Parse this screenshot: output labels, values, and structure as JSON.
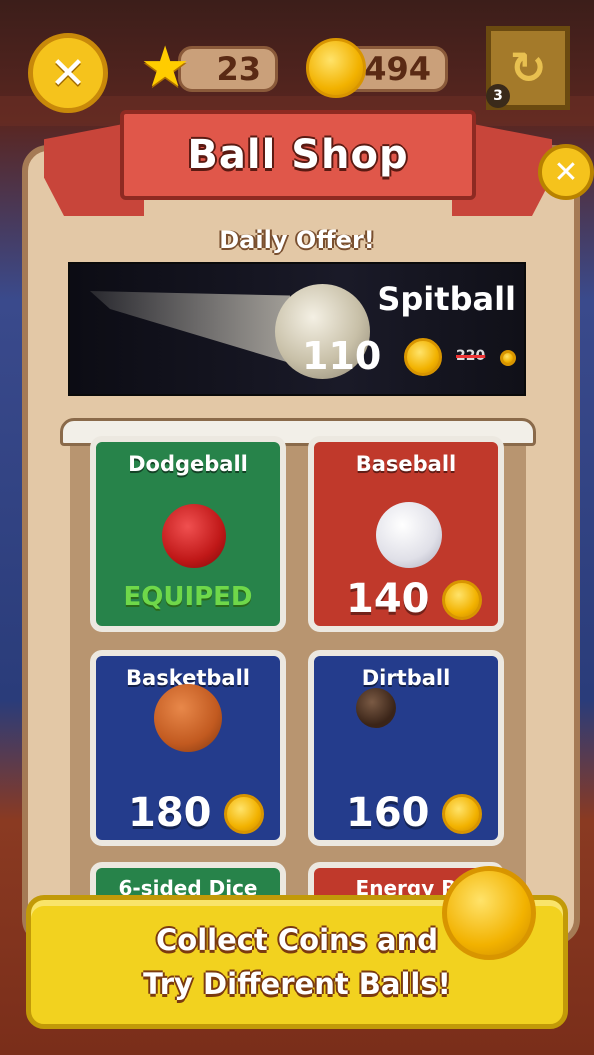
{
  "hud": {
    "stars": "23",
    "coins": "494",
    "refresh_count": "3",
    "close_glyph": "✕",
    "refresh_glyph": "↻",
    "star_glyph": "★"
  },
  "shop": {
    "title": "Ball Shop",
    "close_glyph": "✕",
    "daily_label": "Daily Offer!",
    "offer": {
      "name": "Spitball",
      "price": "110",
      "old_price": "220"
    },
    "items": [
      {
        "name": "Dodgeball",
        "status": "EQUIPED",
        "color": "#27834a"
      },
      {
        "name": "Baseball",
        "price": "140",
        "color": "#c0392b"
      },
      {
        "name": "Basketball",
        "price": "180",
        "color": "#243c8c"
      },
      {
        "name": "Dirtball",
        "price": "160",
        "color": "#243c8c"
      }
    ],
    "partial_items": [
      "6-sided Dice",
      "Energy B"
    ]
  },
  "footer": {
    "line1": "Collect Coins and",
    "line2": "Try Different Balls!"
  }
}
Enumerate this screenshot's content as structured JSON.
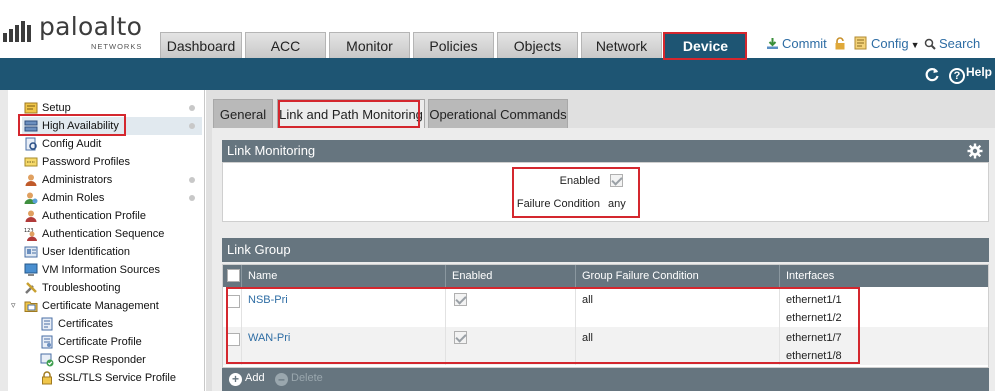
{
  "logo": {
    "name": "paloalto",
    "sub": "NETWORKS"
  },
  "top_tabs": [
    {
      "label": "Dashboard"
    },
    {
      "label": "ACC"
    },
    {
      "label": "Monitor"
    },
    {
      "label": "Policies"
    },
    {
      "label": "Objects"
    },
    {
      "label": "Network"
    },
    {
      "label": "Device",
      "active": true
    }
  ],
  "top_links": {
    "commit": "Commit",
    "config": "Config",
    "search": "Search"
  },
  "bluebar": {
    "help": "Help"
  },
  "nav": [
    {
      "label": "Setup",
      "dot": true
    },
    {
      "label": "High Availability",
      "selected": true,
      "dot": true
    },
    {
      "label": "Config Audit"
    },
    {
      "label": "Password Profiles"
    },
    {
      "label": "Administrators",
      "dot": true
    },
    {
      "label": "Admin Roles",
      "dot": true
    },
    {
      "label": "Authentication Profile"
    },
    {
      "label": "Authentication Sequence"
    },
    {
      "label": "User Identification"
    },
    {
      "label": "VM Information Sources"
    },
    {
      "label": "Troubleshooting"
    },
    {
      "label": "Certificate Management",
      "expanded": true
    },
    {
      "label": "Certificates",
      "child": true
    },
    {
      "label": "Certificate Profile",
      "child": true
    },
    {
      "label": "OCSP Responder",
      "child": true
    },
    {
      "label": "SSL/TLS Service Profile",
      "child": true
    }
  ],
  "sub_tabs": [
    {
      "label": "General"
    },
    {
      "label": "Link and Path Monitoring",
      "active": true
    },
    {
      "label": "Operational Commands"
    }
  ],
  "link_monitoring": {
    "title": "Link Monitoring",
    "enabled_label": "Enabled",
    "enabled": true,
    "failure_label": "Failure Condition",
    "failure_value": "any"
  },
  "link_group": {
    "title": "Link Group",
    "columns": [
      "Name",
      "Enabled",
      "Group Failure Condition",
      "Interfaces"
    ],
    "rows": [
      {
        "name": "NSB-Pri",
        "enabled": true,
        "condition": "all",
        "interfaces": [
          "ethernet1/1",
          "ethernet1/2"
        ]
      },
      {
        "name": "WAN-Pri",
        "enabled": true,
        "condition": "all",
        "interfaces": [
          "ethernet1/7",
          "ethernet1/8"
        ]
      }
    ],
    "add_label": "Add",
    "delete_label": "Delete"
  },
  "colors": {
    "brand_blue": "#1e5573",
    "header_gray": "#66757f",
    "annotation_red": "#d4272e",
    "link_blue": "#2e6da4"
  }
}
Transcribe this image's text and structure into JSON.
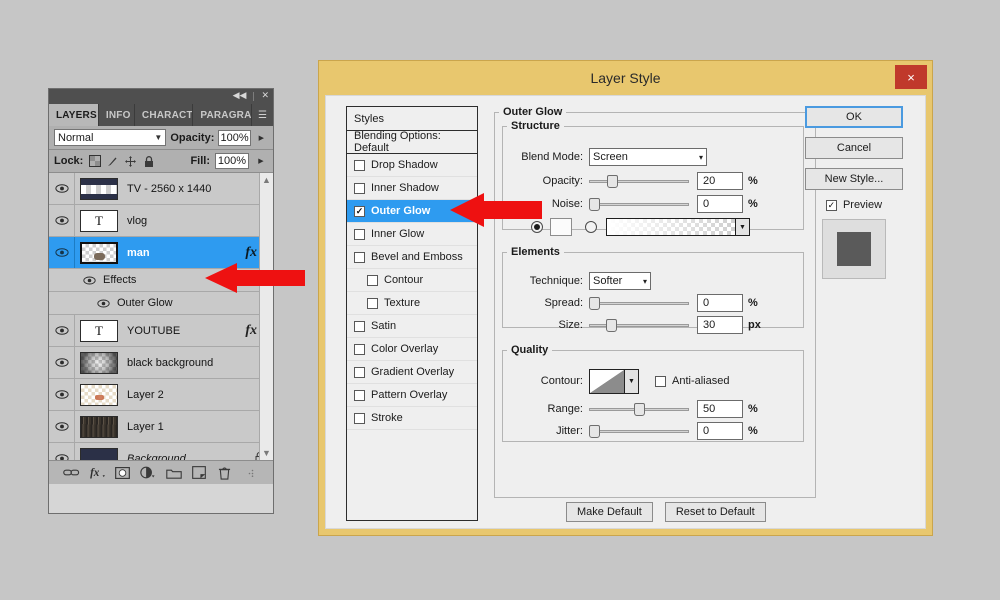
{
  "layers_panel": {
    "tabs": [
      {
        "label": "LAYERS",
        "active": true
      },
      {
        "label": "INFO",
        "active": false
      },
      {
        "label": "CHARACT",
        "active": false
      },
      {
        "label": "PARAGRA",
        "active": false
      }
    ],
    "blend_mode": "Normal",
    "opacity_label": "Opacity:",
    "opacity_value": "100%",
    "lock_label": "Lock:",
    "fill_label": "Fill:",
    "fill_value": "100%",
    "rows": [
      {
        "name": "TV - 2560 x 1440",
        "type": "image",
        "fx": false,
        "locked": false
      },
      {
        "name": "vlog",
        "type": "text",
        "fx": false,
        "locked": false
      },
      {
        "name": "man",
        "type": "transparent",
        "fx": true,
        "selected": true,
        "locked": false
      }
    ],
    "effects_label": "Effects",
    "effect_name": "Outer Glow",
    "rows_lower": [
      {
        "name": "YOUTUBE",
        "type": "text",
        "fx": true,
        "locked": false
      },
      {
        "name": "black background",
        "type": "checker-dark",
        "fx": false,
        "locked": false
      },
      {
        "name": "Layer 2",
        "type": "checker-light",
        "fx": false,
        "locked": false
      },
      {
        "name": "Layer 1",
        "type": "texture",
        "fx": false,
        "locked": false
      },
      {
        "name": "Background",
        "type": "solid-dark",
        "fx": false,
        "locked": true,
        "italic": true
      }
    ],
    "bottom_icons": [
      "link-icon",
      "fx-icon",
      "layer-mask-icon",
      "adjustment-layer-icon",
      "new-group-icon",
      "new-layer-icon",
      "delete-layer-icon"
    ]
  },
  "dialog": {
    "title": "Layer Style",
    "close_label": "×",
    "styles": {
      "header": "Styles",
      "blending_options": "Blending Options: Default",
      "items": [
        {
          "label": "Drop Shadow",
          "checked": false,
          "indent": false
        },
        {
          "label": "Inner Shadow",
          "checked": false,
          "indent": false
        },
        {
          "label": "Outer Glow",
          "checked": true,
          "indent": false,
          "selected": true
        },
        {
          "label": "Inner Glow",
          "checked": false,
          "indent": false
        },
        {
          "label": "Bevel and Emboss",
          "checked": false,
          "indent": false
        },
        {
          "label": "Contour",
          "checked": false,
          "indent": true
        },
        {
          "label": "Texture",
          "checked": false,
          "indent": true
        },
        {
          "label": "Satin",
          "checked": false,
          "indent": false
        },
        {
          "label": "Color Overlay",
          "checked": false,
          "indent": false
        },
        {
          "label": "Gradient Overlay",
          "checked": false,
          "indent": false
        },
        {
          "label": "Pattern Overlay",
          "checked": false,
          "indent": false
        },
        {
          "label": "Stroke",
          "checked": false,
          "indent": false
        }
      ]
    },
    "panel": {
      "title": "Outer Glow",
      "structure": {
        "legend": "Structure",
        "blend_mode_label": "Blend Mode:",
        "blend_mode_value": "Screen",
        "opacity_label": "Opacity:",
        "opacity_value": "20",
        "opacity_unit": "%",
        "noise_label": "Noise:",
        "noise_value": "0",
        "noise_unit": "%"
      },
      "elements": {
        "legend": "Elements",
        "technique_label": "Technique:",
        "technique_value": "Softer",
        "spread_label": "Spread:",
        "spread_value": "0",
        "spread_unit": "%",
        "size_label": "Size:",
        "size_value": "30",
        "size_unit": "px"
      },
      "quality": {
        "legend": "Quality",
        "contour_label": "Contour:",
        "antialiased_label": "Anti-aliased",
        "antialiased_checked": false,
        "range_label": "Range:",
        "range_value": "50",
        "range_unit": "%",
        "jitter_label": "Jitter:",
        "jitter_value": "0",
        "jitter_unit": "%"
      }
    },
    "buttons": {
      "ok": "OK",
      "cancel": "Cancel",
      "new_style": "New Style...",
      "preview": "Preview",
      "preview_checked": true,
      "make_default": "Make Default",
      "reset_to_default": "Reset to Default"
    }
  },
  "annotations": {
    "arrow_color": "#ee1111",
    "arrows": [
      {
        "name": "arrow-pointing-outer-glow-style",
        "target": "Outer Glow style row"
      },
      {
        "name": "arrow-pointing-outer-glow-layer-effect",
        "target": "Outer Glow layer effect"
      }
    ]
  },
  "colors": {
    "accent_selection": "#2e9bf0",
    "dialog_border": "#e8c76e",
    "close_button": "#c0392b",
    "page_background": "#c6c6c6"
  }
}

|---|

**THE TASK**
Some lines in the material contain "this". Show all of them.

**TASK OUTPUT**
Parse this screenshot: output labels, values, and structure as JSON.
Enumerate this screenshot's content as structured JSON.
Transcribe this image's text and structure into JSON.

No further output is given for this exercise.